▶ **Records**:
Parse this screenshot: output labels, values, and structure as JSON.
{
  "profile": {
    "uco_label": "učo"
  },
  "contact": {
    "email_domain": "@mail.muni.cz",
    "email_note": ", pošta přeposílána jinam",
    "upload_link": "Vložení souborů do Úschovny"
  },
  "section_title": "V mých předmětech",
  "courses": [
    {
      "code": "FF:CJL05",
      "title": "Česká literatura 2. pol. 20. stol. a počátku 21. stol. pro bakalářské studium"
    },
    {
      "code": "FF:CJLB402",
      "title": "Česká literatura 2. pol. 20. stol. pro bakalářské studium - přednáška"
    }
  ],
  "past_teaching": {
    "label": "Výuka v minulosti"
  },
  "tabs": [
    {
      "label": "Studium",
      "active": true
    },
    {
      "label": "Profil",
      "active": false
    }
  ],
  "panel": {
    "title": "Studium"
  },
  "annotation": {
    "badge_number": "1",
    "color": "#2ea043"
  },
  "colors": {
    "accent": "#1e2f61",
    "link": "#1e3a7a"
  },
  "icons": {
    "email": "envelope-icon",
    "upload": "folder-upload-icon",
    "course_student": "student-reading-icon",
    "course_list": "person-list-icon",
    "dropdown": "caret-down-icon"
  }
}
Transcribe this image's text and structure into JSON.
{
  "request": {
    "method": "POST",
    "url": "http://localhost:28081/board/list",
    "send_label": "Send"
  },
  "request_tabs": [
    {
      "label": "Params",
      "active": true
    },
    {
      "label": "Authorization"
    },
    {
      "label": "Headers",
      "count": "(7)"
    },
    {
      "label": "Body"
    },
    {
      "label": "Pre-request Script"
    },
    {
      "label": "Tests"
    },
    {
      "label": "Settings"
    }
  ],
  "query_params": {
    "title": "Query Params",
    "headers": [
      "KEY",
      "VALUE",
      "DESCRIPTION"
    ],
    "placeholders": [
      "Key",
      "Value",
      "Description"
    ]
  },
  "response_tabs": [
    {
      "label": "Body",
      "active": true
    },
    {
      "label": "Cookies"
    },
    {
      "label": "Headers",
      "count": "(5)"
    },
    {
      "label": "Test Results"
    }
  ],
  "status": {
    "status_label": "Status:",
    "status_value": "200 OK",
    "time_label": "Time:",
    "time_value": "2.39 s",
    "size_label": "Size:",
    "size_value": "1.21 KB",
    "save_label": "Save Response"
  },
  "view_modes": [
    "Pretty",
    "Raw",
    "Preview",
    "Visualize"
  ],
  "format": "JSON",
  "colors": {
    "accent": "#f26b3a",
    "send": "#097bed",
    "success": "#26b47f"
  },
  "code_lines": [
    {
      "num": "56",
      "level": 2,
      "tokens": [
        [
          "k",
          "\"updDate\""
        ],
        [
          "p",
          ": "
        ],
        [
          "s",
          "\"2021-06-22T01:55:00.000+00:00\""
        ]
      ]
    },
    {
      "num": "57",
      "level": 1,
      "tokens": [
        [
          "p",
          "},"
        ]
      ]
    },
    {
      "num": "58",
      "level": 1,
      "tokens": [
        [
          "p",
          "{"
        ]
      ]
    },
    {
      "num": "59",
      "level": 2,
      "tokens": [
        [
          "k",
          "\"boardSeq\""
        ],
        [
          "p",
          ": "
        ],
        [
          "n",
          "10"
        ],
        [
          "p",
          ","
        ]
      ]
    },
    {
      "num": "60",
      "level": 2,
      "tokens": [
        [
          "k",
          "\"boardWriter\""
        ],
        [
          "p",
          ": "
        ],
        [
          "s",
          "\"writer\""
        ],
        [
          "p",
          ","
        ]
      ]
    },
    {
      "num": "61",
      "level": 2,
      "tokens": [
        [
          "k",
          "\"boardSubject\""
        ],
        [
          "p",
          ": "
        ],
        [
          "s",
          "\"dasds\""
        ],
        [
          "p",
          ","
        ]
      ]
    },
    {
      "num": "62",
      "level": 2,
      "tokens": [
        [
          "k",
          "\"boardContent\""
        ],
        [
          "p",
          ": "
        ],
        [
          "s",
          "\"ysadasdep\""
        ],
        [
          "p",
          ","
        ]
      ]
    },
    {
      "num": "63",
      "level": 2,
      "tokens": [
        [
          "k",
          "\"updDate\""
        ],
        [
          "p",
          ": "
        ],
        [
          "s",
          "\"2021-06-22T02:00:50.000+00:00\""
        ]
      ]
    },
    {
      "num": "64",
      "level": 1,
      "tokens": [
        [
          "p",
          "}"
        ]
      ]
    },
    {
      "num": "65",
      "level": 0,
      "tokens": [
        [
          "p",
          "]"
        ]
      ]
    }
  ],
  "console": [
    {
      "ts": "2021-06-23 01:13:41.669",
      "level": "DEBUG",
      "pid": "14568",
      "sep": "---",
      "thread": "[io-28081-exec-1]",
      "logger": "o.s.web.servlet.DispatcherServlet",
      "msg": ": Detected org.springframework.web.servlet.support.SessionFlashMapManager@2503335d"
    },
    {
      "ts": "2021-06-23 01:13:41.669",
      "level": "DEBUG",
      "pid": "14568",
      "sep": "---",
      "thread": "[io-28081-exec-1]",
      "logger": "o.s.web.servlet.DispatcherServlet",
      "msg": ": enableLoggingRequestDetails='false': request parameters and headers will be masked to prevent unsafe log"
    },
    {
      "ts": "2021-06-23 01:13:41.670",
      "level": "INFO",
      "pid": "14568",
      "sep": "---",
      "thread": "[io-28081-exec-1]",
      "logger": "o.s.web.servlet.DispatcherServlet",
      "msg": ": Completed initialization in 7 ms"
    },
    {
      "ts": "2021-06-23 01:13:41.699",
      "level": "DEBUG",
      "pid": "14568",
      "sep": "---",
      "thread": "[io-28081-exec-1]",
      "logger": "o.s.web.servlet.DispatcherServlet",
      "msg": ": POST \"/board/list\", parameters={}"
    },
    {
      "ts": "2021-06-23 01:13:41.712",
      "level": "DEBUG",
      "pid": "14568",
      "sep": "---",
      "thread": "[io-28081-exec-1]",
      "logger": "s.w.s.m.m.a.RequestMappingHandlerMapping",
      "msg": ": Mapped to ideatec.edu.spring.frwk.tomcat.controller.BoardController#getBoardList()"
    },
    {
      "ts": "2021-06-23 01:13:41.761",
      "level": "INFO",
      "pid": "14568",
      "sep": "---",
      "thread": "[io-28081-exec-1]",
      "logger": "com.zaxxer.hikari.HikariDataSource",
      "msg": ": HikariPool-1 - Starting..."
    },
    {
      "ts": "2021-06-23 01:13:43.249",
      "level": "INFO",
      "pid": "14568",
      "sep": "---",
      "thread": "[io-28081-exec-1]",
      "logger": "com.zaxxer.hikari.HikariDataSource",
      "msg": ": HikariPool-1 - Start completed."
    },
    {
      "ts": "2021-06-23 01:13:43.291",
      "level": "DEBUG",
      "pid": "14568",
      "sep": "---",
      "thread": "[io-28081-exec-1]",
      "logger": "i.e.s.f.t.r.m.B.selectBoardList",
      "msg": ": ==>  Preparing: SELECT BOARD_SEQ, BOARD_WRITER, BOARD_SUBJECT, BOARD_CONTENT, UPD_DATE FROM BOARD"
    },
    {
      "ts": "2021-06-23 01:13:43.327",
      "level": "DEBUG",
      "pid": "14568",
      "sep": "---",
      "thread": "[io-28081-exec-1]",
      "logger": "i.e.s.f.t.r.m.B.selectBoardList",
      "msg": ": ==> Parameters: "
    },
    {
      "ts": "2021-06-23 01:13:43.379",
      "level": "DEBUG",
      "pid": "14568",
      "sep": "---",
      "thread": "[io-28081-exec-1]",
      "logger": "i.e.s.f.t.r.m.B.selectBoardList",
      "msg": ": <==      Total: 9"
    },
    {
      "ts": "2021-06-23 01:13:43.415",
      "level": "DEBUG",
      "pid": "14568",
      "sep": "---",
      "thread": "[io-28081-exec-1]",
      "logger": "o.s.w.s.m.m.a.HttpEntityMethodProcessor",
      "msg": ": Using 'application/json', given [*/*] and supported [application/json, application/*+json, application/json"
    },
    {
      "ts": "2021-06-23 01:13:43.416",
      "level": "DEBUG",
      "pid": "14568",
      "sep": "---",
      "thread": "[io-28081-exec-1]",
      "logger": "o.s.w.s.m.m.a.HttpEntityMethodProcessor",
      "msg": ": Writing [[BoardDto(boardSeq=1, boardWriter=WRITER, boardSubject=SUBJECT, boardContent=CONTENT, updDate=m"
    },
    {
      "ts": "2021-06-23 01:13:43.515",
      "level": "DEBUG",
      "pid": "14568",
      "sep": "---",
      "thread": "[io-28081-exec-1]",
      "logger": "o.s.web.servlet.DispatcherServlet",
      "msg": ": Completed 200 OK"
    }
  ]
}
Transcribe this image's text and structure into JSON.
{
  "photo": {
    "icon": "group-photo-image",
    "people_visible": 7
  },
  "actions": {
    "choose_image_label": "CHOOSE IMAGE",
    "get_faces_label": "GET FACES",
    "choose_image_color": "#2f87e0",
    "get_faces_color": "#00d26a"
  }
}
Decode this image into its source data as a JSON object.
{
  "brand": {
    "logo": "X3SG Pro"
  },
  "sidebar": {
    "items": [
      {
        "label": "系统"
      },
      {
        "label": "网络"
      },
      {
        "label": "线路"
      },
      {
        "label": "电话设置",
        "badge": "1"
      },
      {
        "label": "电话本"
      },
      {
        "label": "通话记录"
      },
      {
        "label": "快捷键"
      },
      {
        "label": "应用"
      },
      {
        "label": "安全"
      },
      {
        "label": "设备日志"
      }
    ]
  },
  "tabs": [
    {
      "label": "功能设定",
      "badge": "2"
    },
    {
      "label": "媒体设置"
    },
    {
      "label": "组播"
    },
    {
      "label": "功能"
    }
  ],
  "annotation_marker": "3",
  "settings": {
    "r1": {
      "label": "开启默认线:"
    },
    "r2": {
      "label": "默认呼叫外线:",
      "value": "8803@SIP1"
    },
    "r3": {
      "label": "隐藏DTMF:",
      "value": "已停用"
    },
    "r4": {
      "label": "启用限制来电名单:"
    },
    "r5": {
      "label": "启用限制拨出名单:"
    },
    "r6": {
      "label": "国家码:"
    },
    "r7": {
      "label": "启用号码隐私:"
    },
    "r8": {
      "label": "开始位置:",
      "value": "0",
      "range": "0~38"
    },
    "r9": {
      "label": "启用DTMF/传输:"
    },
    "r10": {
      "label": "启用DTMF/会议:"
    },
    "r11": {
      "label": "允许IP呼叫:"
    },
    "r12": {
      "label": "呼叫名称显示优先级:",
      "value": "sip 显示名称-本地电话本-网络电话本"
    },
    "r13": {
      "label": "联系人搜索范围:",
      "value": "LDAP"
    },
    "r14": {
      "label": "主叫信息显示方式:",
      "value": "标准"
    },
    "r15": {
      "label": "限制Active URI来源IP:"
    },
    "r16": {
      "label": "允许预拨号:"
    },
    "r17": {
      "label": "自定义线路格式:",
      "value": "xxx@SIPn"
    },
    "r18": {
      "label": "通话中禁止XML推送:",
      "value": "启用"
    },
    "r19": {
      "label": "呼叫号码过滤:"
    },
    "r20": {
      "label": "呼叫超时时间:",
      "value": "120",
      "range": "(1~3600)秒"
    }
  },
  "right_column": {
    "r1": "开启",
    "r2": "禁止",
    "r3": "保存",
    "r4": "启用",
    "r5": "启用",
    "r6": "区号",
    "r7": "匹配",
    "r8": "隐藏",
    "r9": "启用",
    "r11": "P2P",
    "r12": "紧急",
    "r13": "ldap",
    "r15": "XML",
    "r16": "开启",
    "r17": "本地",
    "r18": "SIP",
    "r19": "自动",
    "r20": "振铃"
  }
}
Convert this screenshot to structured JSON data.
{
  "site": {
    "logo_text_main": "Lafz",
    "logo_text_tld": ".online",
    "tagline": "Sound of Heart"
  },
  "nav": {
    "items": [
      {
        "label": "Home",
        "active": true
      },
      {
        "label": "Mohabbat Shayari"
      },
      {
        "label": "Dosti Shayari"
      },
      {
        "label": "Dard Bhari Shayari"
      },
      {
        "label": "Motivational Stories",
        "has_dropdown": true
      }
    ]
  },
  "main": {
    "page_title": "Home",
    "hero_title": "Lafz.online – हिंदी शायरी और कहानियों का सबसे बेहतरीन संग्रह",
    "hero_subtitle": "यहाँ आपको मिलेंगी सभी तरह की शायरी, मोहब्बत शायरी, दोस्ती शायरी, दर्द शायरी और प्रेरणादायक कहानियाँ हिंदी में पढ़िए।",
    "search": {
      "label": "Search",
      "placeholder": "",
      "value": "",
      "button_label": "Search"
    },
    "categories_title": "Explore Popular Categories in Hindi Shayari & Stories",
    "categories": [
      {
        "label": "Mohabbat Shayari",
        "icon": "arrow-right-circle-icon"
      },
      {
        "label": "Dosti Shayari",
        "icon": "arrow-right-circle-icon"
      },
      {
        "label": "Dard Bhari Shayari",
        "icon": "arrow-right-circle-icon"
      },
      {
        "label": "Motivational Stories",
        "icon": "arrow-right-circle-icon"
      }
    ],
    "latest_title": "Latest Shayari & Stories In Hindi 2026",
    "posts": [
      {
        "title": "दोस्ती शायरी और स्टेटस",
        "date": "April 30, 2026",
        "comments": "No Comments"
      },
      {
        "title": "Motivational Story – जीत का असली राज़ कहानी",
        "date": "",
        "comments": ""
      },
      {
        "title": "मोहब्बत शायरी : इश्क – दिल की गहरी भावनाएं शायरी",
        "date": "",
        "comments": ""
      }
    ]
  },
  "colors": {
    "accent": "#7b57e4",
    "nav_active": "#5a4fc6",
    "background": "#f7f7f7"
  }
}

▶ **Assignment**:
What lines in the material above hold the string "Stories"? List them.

▶ **Answer to this exercise**:
        "label": "Motivational Stories",
    "categories_title": "Explore Popular Categories in Hindi Shayari & Stories",
        "label": "Motivational Stories",
    "latest_title": "Latest Shayari & Stories In Hindi 2026",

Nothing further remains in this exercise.